Established Independent Institutions generally handle the confrontation of corruption by the government. One of such institution is the Department of Public Service and Administration. Another is The Public Protector, which was set up by the constitution to support and defend democracy; therefore, it’s role in fighting corruption cannot be over emphasized. The Directorate for Priority Crime Investigation (DPCI), known popularly as the Hawks, is another institution that captures organized crime, economic crime, and corruption. South Africa has a clear structure and legislation which details corruption initiatives. The Prevention and Combating of Corruption Act (PCCA) make corruption illegal both in the public and private sectors. Apart from this, the act goes further to codify certain offenses to make it easier for courts to use the legislation. This act particularly frowns at money laundering, abuse of power, bribery, and extortion while allowing public officials to bring such offenses to appropriate institutions’ attention. The only negative side is that, just like many corruption regulations in South Africa, the act is weakly executed, and there is no defense mechanism in place for whistleblowers.
The responsibilities of the Government in Confronting Corruption in South Africa for a long-lasting effect includes but not limited to the following;
First and foremost is to create awareness for every South African to see corruption as a national emergency. Seeing corruption as a national emergency would prevent the idea of defending and, in some cases denying corruption, which is prevalent in some individuals, private, public, government, and political circles.
Secondly, political parties must officially discipline the bad conduct of their leaders and members while rewarding excellent behavior at the same time. Corrupt leaders and public servants, no matter how powerful they may be in the party, must be brought to book and, if necessary, sacked publicly. This is the only way that government can restore the citizens’ confidence and therefore earn their loyalty to follow the regulations as well. The government must uphold merit, competence, moral character, and genuine commitment against favouritism and nepotism in public service.
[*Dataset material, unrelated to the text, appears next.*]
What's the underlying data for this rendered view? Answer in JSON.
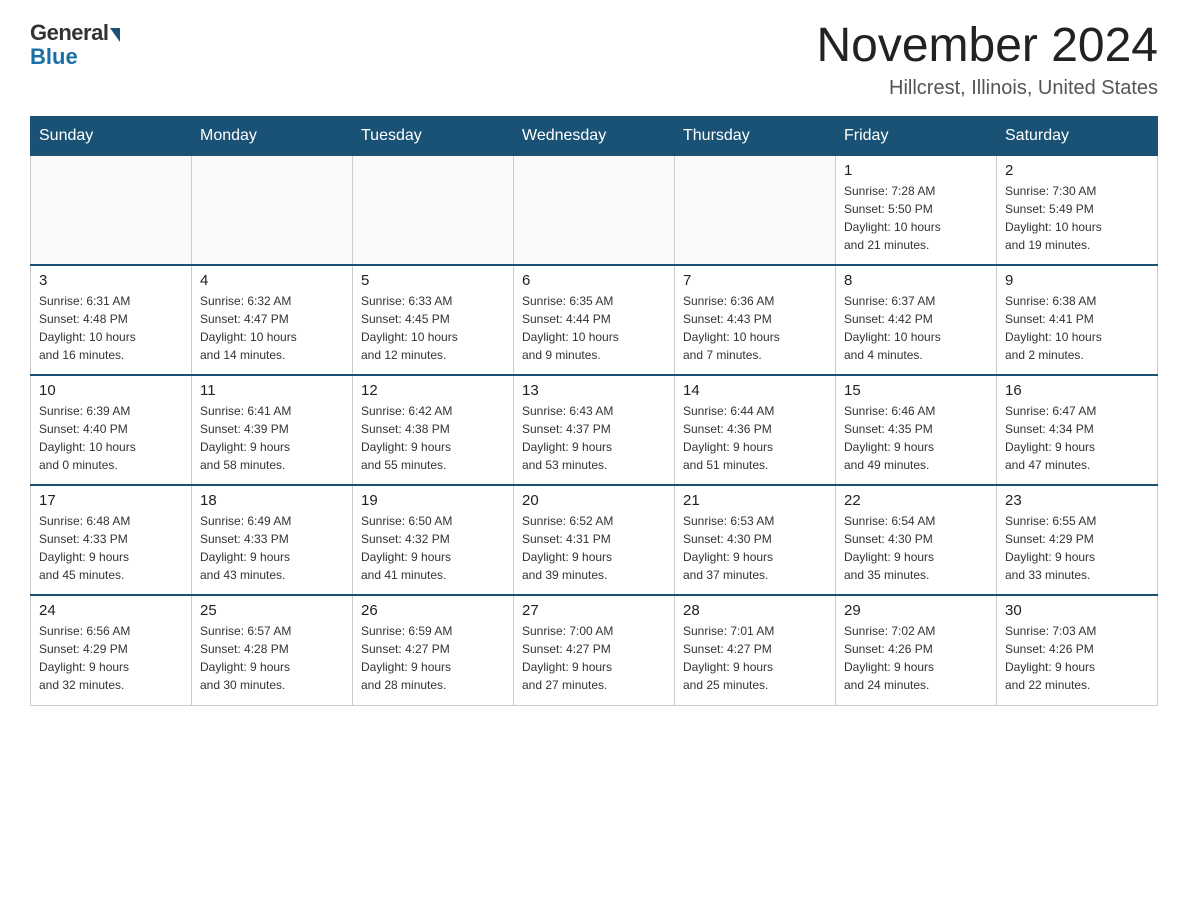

Thirdly, the enhancement of each institution’s ability to independently combat corruption involves giving the necessary legal backing to each institution, such as the enactment of the Prevention and Combating of Corruption Activities Act of 2004. This does not deprive them of the autonomy they need to handle corruption accordingly.
Fourthly, the government needs to establish an independent institution specifically saddled to follow up on reports of corruption. There are numerous corruption cases exposed every day; however, there is no structure that enables the state to bring the perpetrators to book. This is especially so when such people enjoy the protection of some powerful politicians. The police station or the Public Protector is usually the first point of call when they witness corruption cases. The independent institutions, which could either be private or civil society-led, will make sure the police and other public watchdogs pursue corruption cases exposed either in the media or by whistleblowers to a logical end.
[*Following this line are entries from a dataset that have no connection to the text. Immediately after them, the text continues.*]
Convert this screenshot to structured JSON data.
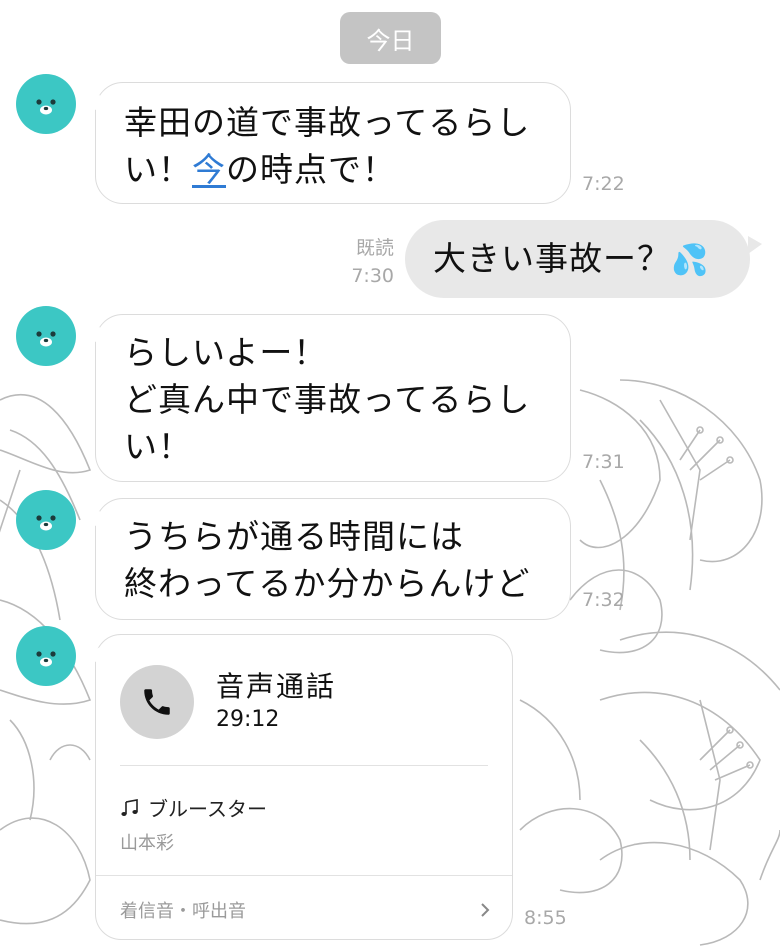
{
  "date_label": "今日",
  "messages": [
    {
      "text": "幸田の道で事故ってるらし",
      "text2a": "い！",
      "link": "今",
      "text2b": "の時点で！",
      "time": "7:22"
    },
    {
      "read": "既読",
      "time": "7:30",
      "text": "大きい事故ー？",
      "emoji": "💦"
    },
    {
      "text": "らしいよー！\nど真ん中で事故ってるらし\nい！",
      "time": "7:31"
    },
    {
      "text": "うちらが通る時間には\n終わってるか分からんけど",
      "time": "7:32"
    }
  ],
  "call": {
    "title": "音声通話",
    "duration": "29:12",
    "song": "ブルースター",
    "artist": "山本彩",
    "ringtone_label": "着信音・呼出音",
    "time": "8:55"
  },
  "colors": {
    "avatar": "#3cc7c4",
    "link": "#2f7bd4",
    "outgoing_bubble": "#e8e8e8"
  },
  "icons": {
    "avatar": "bear-face-icon",
    "phone": "phone-icon",
    "music": "music-note-icon",
    "chevron": "chevron-right-icon",
    "emoji": "sweat-droplets-icon"
  }
}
Lastly, the government should not compromise the protection of whistleblowers at any cost. A whistleblower’s life is always threatened, except the government puts structures in place to protect and secure their lives, it will be difficult to fight corruption effectively. There is currently a public perception that the whistleblower has more tendency to be prosecuted rather than the reported corrupt person due to the backing given to the corrupt people by powerful politicians. This situation must not continue. There is a need to endorse a whistleblower protection law to shield the concerned individuals and their families from criminals who can easily jeopardize their lives.
Dr. Lizzy Oluwatoyin Ofusori is a postdoctoral research fellow at the School of Management, IT and Public Governance, University of KwaZulu Natal, Durban. She writes in her capacity.